October 22, 2008 – The billionaire founder of eBay Inc., Pierre Omidyar, is expanding his philanthropic investment firm, as some of the biggest private foundations continue to weather the growing economic turmoil.
Mr. Omidyar’s firm, Omidyar Network, during the next year will increase its total investments and donations, officials at the organization said. The group also will add two new areas of investment and create six new management positions, filling them with executives from companies such as eBay, Hewlett-Packard Co., J.P. Morgan Chase & Co. and a philanthropic arm of the British Broadcasting Corp.
Mr. Omidyar, with a net worth estimated at roughly $8 billion, has been closely watched in the world of philanthropy since he pledged to find innovative ways of putting his fortune to use. His expansion comes as some of the largest foundations, including the Bill & Melinda Gates Foundation and the Skoll Foundation, which is headed by a former eBay president, Jeff Skoll, are steadily boosting their donations, investments and hiring despite broad concerns about a global recession. "The current situation encourages us to be more aggressive and more active as, unfortunately, a lot of philanthropic organizations will pull in," said Matt Bannick, managing partner at Omidyar Network. "Not that we’re going to fill the gap, but I feel like we need to step forward."

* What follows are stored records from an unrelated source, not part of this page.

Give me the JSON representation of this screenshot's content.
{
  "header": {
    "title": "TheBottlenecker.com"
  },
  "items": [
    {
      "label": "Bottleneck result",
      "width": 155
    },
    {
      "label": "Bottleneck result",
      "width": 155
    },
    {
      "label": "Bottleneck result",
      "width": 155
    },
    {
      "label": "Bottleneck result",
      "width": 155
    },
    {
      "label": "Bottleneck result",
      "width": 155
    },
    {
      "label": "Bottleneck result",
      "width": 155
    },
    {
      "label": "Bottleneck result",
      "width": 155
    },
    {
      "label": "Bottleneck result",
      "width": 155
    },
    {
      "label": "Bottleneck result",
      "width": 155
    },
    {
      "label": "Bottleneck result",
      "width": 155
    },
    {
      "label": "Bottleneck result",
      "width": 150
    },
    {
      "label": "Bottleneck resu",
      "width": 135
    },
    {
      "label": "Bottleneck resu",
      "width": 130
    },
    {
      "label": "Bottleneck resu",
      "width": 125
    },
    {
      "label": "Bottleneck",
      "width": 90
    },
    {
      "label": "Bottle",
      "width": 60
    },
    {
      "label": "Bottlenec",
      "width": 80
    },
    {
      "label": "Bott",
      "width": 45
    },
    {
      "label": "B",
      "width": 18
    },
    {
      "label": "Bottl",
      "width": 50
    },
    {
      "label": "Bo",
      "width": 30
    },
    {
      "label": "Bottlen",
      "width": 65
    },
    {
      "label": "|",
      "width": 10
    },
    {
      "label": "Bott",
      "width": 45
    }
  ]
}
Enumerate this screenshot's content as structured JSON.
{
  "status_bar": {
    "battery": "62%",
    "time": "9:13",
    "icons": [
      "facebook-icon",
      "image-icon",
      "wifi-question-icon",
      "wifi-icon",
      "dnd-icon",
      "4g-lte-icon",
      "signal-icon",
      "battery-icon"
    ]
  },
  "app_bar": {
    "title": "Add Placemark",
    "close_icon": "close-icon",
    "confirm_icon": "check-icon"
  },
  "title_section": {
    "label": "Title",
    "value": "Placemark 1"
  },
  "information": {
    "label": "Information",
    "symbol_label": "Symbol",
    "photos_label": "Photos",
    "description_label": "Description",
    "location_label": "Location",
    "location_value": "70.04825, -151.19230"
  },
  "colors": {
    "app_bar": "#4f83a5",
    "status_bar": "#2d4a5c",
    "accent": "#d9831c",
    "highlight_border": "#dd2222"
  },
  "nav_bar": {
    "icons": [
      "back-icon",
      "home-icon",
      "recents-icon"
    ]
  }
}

Those plans are good news for nonprofits and businesses focused on social change, which are seeing many sources of funding dry up. Financial-services firms — once reliable sources of funding — are reining in their grant giving. Individual donations, meanwhile, are being squeezed while venture-capital firms, some of which invest in companies with social benefit as a mission, are slowing their new investments to a trickle.
Giving by U.S. private foundations as a whole tends to be largely unaffected by economic downturns. During recessionary periods since 1975, funding by foundations increased slightly, according to the Foundation Center, a nonprofit organization. In tough economic periods, foundations are "a countervailing force," said Josie Atienza, assistant director of research at the center. "Large foundations also have reserves that they can tap especially in bad times such as this."
That pattern could be broken if the current financial crisis deepens and the U.S. falls into a long recession. Still, the trend this time around also is partially driven by an unprecedented creation of new foundations in recent decades and a new breed of super-rich philanthropists who appear to be largely unmoved by economic fluctuations as they try to show results of their philanthropy as quickly as possible.
That group includes philanthropies like Omidyar, which uses a two-pronged approach: It houses a foundation that gives donations to nonprofit companies and also runs a venture-capital firm that invests in companies focused on social change. This year, Omidyar expects to make commitments of $110 million to nonprofit and for-profit companies.
Under its plans for the next year, the Omidyar organization plans to boost those outlays and retool around two broad areas: one providing "access to capital" that includes investments into financial services for the poor, and another it calls "media, markets and transparency," which will invest in technologies that can help improve transparency in government, the media and other areas. Omidyar will also increase to between $5 million and $7 million the amount of money it donates or invests in each organization. That is an increase from an average of $1 million each in 2006 and is part of a strategy to make fewer but bigger bets, Omidyar officials said.
Examples of Omidyar investments include Sunlight Foundation, a nonprofit that invests in ways to use the Internet to improve government transparency, and Endeavor, a nonprofit that helps entrepreneurs in developing countries. Future investments might include online services for rating the effectiveness of nonprofit organizations, said Matt Halprin, an Omidyar Network partner recently hired from eBay, where he was a vice president.